Books do not exist in a vacuum. Every concept or fact can be linked to countless others. Making an effort to form our own links is a fruitful way to better remember what we read.
Building vivid mental pictures is one of the most effective techniques for remembering anything, not least what we read. When you come across an important passage or concept, pause and visualize it. Make the picture as salient and distinctive as possible by connecting it to other ideas already in your brain.
Another way of building links is to hang everything on a latticework of mental models. Having a framework of deliberately constructed concepts enables us to better understand and synthesize books by allowing us to make connections to what we already know. Knowledge sticks in our memories easier if it attaches to something we already understand.
Using models while reading can also help you get more out of the book. Here are some examples of paths they might lead you down:
- Confirmation bias: Which parts of this book am I ignoring? Does this book confirm my opinions? (Okay, but does it actually affirm your beliefs or are you just seeing what you want to see? If you cannot think of a single point in the book that you disagreed with, confirmation bias is likely distorting your reasoning.)
- Bayesian updating: What opinions should I change in light of this book? How can I update my worldview using the information in it? Keep in mind the words of John Maynard Keynes: “When the facts change, I change my mind. What do you do, sir?”
- Incentives: What motivates the characters or the author? What are they seeking? What is their purpose? Here’s how Kurt Vonnegut described the importance of incentives in books: “When I used to teach creative writing, I would tell the students to make their characters want something right away—even if it’s only a glass of water. Characters paralyzed by the meaninglessness of modern life still have to drink water from time to time.”
- Availability bias: Are the books I have recently read affecting how I perceive this one? How are my immediate past experiences shaping my reading? Am I assigning undue importance to parts of this book because they are salient and memorable?
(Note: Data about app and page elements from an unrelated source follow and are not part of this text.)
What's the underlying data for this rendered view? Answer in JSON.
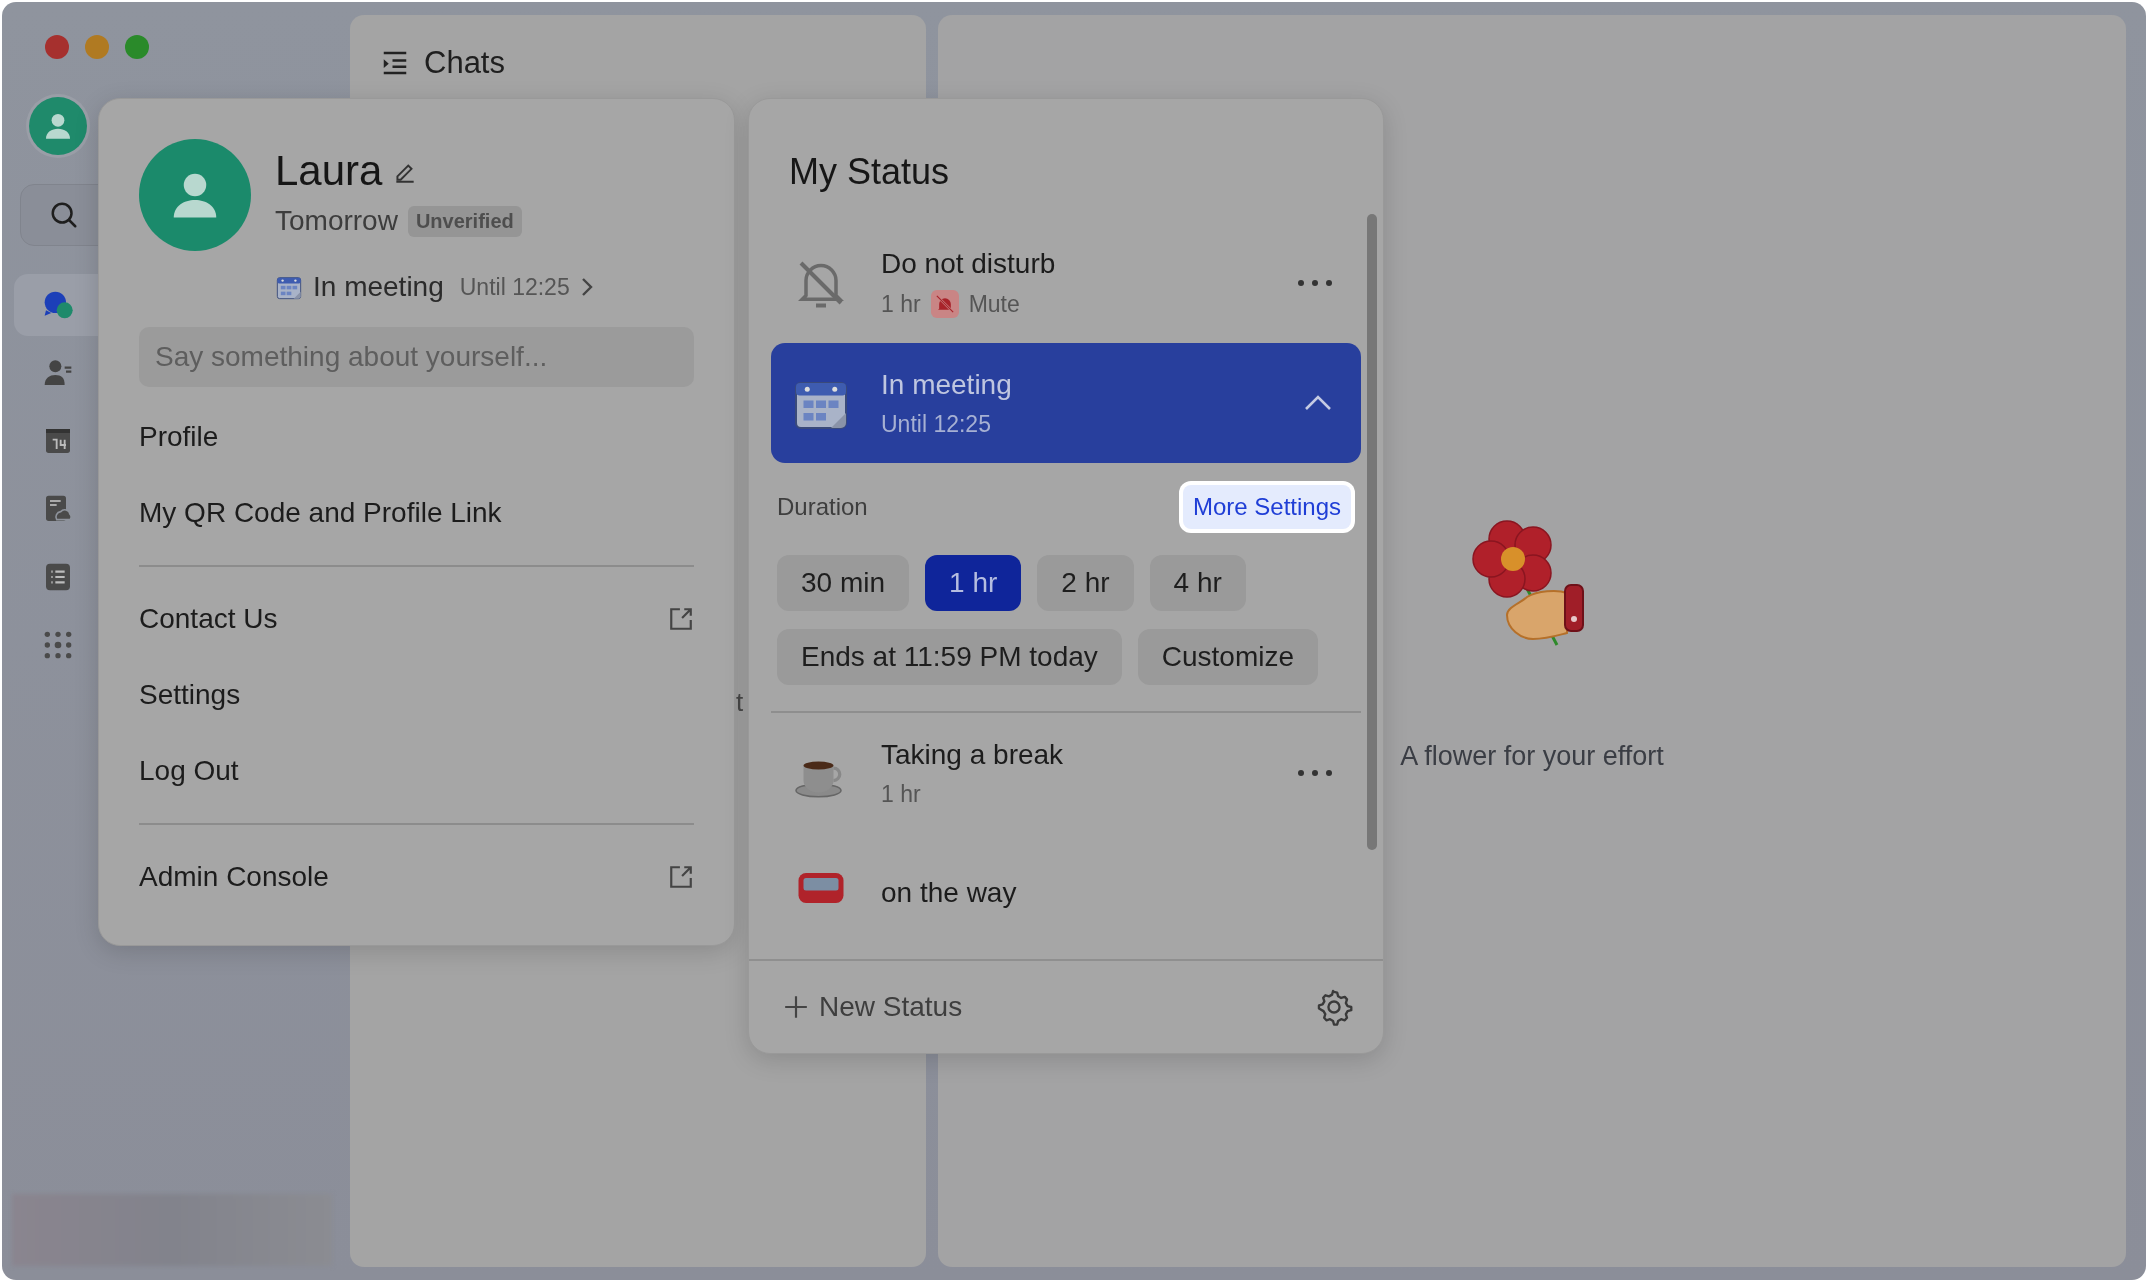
{
  "sidebar": {
    "nav_items": [
      {
        "kind": "chat",
        "selected": true
      },
      {
        "kind": "contacts",
        "selected": false
      },
      {
        "kind": "calendar",
        "selected": false
      },
      {
        "kind": "docs",
        "selected": false
      },
      {
        "kind": "list",
        "selected": false
      },
      {
        "kind": "apps",
        "selected": false
      }
    ]
  },
  "chats_panel": {
    "title": "Chats",
    "fragment": "t"
  },
  "main_panel": {
    "caption": "A flower for your effort"
  },
  "profile_menu": {
    "name": "Laura",
    "organization": "Tomorrow",
    "badge": "Unverified",
    "status": {
      "label": "In meeting",
      "until": "Until 12:25"
    },
    "bio_placeholder": "Say something about yourself...",
    "groups": [
      {
        "items": [
          {
            "label": "Profile",
            "external": false
          },
          {
            "label": "My QR Code and Profile Link",
            "external": false
          }
        ]
      },
      {
        "items": [
          {
            "label": "Contact Us",
            "external": true
          },
          {
            "label": "Settings",
            "external": false
          },
          {
            "label": "Log Out",
            "external": false
          }
        ]
      },
      {
        "items": [
          {
            "label": "Admin Console",
            "external": true
          }
        ]
      }
    ]
  },
  "status_panel": {
    "title": "My Status",
    "statuses": [
      {
        "kind": "dnd",
        "title": "Do not disturb",
        "duration": "1 hr",
        "badge": "Mute",
        "selected": false,
        "expanded": false
      },
      {
        "kind": "meeting",
        "title": "In meeting",
        "duration": "Until 12:25",
        "selected": true,
        "expanded": true
      },
      {
        "kind": "break",
        "title": "Taking a break",
        "duration": "1 hr",
        "selected": false,
        "expanded": false
      },
      {
        "kind": "travel",
        "title": "on the way",
        "selected": false,
        "expanded": false
      }
    ],
    "duration_label": "Duration",
    "more_settings": "More Settings",
    "duration_options": [
      {
        "label": "30 min",
        "selected": false
      },
      {
        "label": "1 hr",
        "selected": true
      },
      {
        "label": "2 hr",
        "selected": false
      },
      {
        "label": "4 hr",
        "selected": false
      },
      {
        "label": "Ends at 11:59 PM today",
        "selected": false
      },
      {
        "label": "Customize",
        "selected": false
      }
    ],
    "new_status": "New Status"
  }
}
- Social proof: How is social proof—the number of copies sold, bestseller status, the opinions of others—affecting my perception of this book? Is the author using social proof to manipulate readers? It is not unusual for authors to buy their way onto bestseller lists, providing social proof that then leads to substantial sales. As a result, mediocre books can end up becoming popular. It’s a classic case of the emperor having no clothes, which smart readers know to look out for.
- Survivorship bias: Is this (nonfiction) book a representation of reality or is the author failing to account for base rates? Survivorship bias is abundant in business, self-help, and biographical books. A particular case of a successful individual or business might be held as the rule, rather than the exception.
- Utility: If a book offers advice, does it have practical applications? At what point do diminishing returns set in?